Title: Are Women Human? Astute and Witty Essays on the Role of Women in Society
Author: Dorothy L. Sayers, Mary McDermott Shideler (introduction)
Publication Date: November 30, 1970
One of the first women to graduate from Oxford University, Dorothy Sayers pursued her goals whether or not what she wanted to do was ordinarily understood to be “feminine.” Sayers did not devote a great deal of time to talking or writing about feminism, but she did explicitly address the issue of women’s role in society in the two classic essays collected here.
Central to Sayers’s reflections is the conviction that both men and women are first of all human beings and must be regarded as essentially much more alike than different.

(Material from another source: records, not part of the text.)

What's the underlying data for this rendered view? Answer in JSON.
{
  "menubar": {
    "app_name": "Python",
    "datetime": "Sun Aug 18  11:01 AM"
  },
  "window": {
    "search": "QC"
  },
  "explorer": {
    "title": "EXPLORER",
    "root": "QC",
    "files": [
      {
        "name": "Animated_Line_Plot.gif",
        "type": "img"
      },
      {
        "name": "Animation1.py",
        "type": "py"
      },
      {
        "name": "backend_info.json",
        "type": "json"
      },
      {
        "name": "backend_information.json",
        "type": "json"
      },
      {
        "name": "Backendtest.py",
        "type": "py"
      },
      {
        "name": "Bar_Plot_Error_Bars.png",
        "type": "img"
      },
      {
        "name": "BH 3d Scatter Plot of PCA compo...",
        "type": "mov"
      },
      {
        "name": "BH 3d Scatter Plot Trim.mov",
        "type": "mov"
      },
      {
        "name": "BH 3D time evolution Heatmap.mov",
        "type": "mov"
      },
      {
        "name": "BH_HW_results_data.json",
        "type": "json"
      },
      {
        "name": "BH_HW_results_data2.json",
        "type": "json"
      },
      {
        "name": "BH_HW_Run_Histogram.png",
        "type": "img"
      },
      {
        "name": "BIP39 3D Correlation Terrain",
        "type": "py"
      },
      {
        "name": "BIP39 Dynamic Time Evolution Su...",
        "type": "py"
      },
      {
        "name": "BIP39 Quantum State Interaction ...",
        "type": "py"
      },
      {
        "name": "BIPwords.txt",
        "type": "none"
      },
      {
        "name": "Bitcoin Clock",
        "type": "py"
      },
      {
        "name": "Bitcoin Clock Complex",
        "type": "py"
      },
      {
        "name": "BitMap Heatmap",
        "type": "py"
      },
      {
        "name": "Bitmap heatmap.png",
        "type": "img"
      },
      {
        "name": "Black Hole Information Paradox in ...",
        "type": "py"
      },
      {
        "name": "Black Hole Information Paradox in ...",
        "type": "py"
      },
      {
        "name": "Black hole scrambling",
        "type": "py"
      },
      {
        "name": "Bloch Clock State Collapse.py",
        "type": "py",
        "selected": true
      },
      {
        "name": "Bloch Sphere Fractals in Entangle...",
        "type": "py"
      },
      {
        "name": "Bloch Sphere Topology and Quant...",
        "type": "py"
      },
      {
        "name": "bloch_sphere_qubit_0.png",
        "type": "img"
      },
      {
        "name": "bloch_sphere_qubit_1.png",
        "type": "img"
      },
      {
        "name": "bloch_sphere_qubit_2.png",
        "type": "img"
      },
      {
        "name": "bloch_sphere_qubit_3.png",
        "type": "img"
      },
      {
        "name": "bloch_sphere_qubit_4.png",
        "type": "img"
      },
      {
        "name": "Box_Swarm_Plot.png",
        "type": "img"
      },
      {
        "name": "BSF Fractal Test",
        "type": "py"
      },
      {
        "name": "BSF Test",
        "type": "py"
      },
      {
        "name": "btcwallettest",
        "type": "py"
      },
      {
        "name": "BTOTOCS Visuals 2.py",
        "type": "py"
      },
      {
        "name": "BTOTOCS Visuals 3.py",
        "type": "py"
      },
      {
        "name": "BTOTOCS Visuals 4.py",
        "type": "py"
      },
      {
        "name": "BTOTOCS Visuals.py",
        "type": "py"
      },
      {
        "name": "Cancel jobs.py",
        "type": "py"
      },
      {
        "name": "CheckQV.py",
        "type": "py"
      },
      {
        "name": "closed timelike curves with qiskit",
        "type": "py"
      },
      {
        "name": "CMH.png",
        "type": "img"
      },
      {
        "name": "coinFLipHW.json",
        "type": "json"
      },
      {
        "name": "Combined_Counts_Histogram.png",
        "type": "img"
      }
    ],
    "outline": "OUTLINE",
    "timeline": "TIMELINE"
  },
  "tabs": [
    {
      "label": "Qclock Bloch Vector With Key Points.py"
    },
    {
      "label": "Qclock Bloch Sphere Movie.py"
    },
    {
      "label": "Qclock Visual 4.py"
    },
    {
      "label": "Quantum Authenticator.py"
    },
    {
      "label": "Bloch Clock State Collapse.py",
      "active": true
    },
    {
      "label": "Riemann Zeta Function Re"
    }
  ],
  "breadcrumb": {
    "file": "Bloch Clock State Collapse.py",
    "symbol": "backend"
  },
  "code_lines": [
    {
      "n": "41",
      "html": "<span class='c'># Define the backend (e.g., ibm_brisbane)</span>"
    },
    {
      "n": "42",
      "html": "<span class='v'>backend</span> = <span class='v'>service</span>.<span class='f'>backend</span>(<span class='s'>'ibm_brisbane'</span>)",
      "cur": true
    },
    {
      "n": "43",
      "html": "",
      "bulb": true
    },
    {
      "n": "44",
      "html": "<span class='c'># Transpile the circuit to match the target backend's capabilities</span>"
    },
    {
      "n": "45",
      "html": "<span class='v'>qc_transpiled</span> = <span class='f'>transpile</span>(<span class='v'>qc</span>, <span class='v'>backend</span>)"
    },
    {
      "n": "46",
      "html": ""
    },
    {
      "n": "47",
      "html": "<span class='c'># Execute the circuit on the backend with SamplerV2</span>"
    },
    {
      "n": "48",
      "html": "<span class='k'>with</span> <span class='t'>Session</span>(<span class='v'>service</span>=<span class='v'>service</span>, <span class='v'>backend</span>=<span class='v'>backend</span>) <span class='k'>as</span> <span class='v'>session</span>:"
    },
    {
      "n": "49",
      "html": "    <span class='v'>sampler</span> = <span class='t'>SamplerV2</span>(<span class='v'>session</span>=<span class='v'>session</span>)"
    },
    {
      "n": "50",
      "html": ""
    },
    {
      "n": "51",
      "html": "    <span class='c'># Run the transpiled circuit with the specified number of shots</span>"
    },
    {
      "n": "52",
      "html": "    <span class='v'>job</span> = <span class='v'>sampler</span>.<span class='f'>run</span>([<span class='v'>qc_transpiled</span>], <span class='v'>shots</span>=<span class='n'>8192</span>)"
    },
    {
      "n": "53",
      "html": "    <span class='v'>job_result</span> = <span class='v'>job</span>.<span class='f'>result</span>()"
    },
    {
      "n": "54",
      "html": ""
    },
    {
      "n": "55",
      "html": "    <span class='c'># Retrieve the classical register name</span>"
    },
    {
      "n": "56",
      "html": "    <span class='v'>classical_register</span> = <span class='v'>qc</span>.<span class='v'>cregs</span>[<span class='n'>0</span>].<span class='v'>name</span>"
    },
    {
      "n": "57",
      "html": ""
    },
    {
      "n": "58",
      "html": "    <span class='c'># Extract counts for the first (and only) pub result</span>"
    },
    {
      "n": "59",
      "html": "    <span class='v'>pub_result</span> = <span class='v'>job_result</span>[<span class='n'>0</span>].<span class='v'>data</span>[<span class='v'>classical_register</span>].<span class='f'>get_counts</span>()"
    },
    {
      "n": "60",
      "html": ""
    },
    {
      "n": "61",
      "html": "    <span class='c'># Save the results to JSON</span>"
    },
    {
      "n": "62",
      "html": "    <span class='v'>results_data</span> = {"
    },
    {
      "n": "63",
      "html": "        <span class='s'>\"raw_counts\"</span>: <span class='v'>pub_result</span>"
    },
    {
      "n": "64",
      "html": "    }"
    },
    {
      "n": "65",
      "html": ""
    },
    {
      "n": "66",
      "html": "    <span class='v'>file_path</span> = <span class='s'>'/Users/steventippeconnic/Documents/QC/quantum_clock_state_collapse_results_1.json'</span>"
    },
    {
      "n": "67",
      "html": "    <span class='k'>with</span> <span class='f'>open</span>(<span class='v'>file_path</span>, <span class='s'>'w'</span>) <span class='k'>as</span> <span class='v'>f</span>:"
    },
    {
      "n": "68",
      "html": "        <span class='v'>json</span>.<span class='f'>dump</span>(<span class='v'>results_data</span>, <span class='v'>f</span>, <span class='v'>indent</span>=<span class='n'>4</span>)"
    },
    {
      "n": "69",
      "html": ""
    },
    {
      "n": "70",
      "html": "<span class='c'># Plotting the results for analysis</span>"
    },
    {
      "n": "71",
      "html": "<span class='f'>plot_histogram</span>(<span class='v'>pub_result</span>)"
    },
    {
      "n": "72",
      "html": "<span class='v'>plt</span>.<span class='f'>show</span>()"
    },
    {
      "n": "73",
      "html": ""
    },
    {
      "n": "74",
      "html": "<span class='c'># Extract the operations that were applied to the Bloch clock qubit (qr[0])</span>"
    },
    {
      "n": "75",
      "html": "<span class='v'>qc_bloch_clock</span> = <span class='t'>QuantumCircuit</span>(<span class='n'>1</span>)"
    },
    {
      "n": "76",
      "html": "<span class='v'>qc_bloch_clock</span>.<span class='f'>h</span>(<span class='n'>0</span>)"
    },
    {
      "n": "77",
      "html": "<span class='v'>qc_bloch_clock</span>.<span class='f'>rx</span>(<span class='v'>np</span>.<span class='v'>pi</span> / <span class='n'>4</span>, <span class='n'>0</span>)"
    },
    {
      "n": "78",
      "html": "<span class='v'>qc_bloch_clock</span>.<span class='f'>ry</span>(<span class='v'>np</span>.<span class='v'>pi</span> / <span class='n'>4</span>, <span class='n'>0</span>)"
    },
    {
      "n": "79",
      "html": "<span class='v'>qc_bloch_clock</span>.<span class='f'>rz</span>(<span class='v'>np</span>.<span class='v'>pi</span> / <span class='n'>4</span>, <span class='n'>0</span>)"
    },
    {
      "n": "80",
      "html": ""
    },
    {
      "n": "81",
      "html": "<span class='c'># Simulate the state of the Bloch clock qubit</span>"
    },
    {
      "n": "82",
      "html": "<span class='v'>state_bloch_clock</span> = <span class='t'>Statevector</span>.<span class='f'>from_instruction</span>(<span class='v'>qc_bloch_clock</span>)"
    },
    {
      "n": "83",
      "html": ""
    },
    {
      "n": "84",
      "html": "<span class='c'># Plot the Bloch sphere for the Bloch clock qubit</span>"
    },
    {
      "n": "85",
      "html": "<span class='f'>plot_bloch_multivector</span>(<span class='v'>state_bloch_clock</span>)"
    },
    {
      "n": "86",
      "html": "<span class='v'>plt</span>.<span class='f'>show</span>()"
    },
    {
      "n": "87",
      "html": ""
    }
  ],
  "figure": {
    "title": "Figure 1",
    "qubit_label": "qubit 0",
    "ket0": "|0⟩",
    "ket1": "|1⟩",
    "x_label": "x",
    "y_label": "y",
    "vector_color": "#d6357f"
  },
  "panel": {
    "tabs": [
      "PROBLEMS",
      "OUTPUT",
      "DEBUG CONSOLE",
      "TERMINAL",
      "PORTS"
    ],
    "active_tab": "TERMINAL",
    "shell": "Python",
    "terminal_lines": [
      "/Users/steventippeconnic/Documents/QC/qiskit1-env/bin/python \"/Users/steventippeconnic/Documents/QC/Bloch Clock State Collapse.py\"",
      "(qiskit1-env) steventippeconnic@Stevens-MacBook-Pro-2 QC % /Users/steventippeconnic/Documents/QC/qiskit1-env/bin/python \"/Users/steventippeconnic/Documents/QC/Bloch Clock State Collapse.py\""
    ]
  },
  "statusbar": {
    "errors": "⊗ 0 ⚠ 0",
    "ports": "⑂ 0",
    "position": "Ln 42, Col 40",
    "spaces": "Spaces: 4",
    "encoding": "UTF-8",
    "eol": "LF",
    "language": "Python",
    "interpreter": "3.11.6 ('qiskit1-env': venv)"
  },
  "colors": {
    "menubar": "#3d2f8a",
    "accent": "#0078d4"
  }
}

We are to be true not so much to our sex as to our humanity. The proper role of both men and women, in her view, is to find the work for which they are suited and to do it.
Though written several decades ago, these essays still offer in Sayers’s piquant style a sensible and conciliatory approach to ongoing gender issues.
This is the equality claimed and the fact that is persistently evaded and denied. No matter what arguments are used, the discussion is vitiated from the start, because Man is always dealt with as both Homo and Vir, but Woman only as Femina.”
There are three essays in this collection, two written in the 1930s by the author including the titular essay, Are Women Human? as well as an introduction by Mary McDermott Shideler about Dorothy L. Sayers’ career. Both of Sayers’ essays are brilliant, full of razor sharp wit and strong analysis of society, first wave feminism, and the church respectively.
While Sayers probably wouldn’t want her essays to be considered “feminist,” she was far ahead of her time with feminist theory. One of her core criticisms of feminism was that feminists at times make the same mistake that men do in treating women like another class of human. She outlines the importance of recognizing each person’s individuality and no trait being inherently male or female. While this train of thought is more common in the present day it was revolutionary at the time that Are Women Human? was written.
Sayers’ second essay was much stronger than the first and pulled no punches illustrating the ridiculousness of defining women by their femininity by reversing the narrative with stereotypes about men and masculinity. She also discusses how the roles of women have changed as many of the jobs that women had previously managed within the home had gone away, become part of the corporate world, yet still society expected women to remain within the home and out of direct competition with men. I found this last bit to be an interesting thought and one I hadn’t considered when placed in the context of history and progress.
Overall a great set of essays that I thoroughly enjoyed. It gave me some new concepts to think about and is an excellent study of gender roles in the early 20th century.
Strengths: Barbed commentary social attitudes toward women and femininity
Weaknesses: Getting to be a little bit dated, as feminism theory has changed considerably